Encourages employers there to start 2024 in compliance with labor laws

TRENTON, N.J. — This month, the New Jersey Department of Labor and Workforce Development (NJDOL) is mailing a package of materials to owners of the state’s 950 laundromats to help ensure they start the new year in compliance with the state’s labor laws.

The mailing is part of an ongoing Strategic Enforcement initiative in the retail, coin-operated laundromat industry by the agency’s Division of Wage and Hour Compliance to make sure employers are aware of – and in compliance with – earned sick leave, minimum wage (now $15.13 for most employees), overtime and other labor laws.

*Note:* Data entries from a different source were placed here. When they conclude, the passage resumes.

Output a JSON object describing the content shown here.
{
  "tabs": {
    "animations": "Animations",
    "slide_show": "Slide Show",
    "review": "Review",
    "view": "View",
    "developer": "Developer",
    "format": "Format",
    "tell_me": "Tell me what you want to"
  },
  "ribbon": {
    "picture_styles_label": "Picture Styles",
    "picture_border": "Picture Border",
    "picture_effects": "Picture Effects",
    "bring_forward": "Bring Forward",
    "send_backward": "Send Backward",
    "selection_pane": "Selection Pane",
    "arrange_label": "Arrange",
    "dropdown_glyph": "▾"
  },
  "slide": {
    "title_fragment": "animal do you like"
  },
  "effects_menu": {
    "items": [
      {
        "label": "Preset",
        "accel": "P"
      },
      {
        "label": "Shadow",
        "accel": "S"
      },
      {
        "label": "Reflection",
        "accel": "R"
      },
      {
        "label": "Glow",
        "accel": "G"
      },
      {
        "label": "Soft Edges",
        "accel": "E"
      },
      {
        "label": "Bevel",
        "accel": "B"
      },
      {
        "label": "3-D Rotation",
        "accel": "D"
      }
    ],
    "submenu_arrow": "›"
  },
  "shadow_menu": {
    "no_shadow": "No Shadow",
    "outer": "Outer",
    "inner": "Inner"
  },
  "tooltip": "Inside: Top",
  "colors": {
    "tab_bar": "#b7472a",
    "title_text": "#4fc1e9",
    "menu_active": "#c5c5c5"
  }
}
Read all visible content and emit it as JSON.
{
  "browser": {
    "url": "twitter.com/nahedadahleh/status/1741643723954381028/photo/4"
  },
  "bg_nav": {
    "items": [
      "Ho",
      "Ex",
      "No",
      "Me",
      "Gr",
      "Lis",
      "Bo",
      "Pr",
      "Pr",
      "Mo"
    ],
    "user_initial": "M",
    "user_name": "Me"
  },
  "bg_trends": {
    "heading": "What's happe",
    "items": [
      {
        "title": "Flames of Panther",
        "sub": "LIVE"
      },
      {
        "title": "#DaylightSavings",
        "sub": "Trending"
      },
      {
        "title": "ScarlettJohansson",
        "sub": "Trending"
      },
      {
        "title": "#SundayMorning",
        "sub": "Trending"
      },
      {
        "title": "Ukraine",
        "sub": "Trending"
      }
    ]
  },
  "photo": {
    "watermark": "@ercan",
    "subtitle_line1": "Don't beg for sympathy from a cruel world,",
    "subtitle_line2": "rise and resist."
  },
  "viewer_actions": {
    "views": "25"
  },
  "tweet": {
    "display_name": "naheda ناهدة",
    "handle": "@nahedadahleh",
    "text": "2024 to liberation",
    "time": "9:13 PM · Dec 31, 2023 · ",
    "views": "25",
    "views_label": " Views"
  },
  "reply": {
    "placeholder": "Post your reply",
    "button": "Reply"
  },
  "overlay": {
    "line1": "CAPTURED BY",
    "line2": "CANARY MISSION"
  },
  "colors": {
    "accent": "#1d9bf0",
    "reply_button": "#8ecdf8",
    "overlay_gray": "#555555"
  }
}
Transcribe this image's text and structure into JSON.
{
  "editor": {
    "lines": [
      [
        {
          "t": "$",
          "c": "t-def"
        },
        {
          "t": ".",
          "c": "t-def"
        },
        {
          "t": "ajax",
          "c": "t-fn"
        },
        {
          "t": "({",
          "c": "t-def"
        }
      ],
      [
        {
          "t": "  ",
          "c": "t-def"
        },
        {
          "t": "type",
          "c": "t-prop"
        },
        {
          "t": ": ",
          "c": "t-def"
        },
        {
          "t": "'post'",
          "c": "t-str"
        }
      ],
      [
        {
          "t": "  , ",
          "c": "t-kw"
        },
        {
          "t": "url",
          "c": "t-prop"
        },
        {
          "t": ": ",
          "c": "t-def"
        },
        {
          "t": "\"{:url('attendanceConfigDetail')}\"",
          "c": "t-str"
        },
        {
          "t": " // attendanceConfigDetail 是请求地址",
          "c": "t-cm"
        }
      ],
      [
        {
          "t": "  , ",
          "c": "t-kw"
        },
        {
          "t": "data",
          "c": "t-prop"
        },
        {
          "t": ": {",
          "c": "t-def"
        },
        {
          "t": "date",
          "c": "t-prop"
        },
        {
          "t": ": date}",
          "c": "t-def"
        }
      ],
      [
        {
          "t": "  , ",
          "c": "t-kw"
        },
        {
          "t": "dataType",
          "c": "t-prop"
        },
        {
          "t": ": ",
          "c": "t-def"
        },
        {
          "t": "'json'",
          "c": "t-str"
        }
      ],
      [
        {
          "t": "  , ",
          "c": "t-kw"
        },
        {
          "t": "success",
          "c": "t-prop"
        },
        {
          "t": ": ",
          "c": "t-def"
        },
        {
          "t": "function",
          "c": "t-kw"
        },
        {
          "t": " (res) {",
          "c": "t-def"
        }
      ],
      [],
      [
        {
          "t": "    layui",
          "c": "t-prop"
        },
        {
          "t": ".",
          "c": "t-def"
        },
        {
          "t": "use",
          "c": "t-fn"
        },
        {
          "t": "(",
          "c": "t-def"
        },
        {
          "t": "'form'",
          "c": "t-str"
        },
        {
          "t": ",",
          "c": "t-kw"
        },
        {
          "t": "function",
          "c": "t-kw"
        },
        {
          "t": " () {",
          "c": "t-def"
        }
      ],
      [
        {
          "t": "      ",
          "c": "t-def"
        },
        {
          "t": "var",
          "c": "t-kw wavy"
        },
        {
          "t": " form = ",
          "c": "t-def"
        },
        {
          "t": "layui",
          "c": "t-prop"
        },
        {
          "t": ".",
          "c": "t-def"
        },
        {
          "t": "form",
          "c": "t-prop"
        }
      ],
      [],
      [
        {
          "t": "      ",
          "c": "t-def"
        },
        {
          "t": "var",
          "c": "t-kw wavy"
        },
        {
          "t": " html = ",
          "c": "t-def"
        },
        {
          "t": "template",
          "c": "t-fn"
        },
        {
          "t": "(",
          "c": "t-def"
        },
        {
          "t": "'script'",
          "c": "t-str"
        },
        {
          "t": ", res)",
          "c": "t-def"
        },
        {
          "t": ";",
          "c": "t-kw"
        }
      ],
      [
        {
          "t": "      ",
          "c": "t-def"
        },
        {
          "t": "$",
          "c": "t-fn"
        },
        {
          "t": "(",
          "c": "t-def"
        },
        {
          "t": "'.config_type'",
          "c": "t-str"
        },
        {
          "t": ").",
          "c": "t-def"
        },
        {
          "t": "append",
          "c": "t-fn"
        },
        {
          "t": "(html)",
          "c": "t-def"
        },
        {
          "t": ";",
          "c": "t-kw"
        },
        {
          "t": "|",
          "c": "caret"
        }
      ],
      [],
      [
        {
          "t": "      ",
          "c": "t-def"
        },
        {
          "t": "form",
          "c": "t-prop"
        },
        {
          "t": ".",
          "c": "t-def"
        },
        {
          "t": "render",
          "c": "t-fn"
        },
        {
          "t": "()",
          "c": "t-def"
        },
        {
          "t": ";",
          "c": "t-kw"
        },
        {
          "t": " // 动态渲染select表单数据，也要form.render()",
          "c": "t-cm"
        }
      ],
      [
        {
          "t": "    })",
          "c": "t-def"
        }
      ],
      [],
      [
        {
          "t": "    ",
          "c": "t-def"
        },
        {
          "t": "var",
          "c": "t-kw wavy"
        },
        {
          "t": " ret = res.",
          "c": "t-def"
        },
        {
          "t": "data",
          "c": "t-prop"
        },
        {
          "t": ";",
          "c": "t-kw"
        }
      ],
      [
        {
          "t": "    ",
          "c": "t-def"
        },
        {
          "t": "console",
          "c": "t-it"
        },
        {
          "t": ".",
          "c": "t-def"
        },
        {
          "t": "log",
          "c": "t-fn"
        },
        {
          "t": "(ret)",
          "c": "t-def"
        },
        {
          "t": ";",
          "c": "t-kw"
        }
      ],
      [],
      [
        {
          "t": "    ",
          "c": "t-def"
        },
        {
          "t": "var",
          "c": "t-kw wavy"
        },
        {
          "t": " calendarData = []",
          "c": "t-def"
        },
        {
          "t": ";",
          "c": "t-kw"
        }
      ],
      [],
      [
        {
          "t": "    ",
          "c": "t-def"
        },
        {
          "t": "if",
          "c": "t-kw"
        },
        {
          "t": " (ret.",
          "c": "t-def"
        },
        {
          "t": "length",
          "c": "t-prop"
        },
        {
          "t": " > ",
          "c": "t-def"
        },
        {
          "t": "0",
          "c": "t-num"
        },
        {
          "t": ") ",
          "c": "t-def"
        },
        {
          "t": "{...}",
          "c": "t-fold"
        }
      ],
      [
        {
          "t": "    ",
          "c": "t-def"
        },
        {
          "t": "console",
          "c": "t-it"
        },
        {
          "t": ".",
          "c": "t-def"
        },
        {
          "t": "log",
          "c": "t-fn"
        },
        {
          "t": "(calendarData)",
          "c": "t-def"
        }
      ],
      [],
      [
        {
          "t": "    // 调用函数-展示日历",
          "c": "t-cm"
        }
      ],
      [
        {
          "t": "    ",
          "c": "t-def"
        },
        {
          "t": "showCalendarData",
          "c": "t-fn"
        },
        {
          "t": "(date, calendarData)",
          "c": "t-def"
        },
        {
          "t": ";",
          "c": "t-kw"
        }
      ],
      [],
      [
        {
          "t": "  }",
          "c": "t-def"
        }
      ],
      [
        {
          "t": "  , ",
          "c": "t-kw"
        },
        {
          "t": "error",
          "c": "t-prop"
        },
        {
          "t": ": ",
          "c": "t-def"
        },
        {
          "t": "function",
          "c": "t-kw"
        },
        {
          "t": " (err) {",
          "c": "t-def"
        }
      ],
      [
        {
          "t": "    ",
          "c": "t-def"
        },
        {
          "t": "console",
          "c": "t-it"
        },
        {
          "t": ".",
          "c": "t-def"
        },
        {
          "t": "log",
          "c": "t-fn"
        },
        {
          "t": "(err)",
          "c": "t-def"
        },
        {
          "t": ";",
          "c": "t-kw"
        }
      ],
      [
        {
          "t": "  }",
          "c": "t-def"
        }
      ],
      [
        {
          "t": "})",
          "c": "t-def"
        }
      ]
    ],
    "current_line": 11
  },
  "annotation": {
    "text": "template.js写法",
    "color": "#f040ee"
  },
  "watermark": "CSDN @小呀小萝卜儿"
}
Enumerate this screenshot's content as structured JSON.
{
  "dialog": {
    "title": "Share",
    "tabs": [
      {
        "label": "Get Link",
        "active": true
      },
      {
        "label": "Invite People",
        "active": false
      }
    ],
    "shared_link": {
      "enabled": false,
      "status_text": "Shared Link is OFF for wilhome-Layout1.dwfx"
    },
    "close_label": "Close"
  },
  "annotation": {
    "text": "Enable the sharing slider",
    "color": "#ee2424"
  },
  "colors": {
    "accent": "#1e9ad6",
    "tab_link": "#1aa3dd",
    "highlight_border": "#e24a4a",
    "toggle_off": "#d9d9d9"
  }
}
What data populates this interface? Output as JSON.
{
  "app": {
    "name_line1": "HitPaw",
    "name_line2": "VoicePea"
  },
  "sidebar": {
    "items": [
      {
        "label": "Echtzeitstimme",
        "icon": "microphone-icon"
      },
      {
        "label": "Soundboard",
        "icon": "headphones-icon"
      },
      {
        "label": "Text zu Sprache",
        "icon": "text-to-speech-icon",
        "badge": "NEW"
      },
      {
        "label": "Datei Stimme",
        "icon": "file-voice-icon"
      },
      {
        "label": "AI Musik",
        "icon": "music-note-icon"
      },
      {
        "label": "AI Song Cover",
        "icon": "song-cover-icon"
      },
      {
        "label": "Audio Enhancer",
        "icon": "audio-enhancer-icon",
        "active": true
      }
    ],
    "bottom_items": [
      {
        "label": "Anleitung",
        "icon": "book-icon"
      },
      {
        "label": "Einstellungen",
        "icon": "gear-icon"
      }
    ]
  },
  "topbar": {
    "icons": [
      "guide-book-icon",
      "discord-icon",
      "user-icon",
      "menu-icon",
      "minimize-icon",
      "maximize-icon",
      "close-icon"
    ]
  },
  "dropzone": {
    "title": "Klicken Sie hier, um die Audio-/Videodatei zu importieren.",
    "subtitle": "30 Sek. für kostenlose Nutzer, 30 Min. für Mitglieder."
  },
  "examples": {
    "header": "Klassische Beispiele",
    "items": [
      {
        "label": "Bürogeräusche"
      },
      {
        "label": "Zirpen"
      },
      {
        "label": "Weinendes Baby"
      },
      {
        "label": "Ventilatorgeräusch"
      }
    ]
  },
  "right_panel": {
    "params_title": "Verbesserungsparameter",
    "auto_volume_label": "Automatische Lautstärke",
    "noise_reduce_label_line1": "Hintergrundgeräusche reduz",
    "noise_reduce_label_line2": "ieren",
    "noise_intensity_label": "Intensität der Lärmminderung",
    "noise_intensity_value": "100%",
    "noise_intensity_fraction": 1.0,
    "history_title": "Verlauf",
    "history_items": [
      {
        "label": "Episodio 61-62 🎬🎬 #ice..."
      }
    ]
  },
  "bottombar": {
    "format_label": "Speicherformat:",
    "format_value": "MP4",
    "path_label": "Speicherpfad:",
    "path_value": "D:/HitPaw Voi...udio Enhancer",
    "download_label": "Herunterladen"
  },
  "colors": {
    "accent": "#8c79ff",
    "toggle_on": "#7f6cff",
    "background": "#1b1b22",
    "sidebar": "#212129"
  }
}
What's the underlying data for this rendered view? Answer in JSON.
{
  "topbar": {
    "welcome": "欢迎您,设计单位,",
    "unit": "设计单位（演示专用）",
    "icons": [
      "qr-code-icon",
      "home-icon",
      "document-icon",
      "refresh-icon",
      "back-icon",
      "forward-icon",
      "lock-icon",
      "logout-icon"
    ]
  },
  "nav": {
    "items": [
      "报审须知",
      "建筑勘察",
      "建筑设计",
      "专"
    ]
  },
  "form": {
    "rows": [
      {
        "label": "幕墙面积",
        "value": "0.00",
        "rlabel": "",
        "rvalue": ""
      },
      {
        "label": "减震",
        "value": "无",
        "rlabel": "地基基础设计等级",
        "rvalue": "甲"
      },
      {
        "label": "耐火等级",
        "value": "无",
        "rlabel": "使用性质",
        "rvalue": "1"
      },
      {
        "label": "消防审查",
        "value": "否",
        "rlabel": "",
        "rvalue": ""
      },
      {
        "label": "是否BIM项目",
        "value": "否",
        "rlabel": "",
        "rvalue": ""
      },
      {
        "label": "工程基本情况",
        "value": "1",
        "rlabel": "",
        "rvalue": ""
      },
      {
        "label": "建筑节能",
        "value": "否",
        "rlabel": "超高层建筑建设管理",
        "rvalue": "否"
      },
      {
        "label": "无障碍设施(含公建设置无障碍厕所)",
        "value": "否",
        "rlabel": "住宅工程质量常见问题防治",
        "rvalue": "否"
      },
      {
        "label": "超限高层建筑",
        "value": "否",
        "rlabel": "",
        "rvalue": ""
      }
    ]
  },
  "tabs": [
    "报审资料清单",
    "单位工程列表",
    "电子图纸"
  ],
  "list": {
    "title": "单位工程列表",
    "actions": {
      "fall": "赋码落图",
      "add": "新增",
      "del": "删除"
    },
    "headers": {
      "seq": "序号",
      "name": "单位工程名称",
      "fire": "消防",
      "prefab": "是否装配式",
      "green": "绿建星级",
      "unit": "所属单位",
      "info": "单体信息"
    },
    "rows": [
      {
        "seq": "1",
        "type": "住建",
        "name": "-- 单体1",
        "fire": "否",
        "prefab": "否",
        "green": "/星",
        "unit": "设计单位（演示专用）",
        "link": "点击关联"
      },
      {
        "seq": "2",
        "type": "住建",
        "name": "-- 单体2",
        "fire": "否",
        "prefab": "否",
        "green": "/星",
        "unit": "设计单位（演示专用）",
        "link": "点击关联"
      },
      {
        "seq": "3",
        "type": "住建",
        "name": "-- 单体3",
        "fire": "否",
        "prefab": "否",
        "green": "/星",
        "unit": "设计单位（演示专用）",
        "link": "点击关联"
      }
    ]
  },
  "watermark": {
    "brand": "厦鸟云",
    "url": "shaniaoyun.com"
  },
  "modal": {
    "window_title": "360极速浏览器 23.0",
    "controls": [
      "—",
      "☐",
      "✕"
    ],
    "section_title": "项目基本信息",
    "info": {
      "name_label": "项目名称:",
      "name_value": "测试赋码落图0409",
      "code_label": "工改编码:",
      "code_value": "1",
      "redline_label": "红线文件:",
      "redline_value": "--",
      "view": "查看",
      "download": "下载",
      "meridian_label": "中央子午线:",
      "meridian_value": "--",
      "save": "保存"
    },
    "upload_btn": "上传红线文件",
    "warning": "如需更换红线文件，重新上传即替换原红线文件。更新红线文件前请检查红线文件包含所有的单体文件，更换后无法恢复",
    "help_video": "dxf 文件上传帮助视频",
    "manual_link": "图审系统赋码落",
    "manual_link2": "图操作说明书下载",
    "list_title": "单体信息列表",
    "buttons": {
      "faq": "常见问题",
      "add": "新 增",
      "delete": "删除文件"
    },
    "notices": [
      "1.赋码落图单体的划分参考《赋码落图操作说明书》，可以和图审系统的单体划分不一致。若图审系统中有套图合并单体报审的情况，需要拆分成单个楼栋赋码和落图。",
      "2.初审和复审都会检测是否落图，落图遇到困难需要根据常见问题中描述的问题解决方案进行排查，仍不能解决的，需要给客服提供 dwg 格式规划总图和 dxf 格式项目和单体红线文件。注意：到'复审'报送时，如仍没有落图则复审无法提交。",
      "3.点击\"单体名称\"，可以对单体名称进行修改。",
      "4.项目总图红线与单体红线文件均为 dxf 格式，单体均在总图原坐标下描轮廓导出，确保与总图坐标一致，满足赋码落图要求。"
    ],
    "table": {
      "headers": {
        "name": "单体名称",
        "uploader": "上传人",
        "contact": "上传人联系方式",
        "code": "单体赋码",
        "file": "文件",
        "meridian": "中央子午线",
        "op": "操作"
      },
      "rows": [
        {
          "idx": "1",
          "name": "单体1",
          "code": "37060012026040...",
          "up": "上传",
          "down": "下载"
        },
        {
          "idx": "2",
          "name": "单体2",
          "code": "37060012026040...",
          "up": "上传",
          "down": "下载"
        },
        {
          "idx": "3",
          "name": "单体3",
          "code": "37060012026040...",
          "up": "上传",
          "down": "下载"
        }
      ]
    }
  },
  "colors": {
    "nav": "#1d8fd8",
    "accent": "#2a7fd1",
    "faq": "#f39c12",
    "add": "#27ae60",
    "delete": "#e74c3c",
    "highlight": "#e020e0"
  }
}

Strategic enforcement focuses on industries with a history of non-compliance with existing laws and on those whose employees are less likely to file complaints with the Department. The retail, coin-operated laundromat industry employs many vulnerable, low-wage workers who have experienced violations of their work rights, and NJDOL holds non-compliant employers accountable for labor violations.

At the same time, the Department believes that providing outreach and education to all laundromat employers and workers about labor rights is a key component of Strategic Enforcement.

The mailing from the Division of Wage and Hour Compliance is designed to equip laundromat employers with the knowledge to understand their responsibilities so they meet their obligations. It includes the Employer’s Guide to Wage and Hour Laws, the Earned Sick Leave Compliance Checklist, and the required Earned Sick Leave employment poster.

On-demand resources such as flyers, brochures and a labor laws webinar are available on the Wage and Hour Division’s website.

“Our department believes the vast majority of employers are good and honest actors who want to follow the law and treat their employees with dignity and respect,” says Labor Commissioner Robert Asaro-Angelo. “We are making sure small and growing businesses have the information and guidance they need to comply with state laws, while calling out and punishing employers who refuse to come into compliance.”

NJDOL also has been working with the Coin Laundry Association (CLA) since summer to provide hands-on help to laundromat owners to increase awareness of workers’ rights and share best practices that eliminate worker exploitation and prevent repeated violations of the state’s wage and hour laws.

Laundromats will continue to be a Strategic Enforcement focus in 2024, NJDOL says. Any New Jersey business or organization that would like to engage with NJDOL to ensure they maintain a lawful workplace is encouraged to email [email protected] to learn more.

NJ Labor Dept. Focuses Attention on State’s Laundromats

Have a question or comment? E-mail our editor Bruce Beggs at [email protected].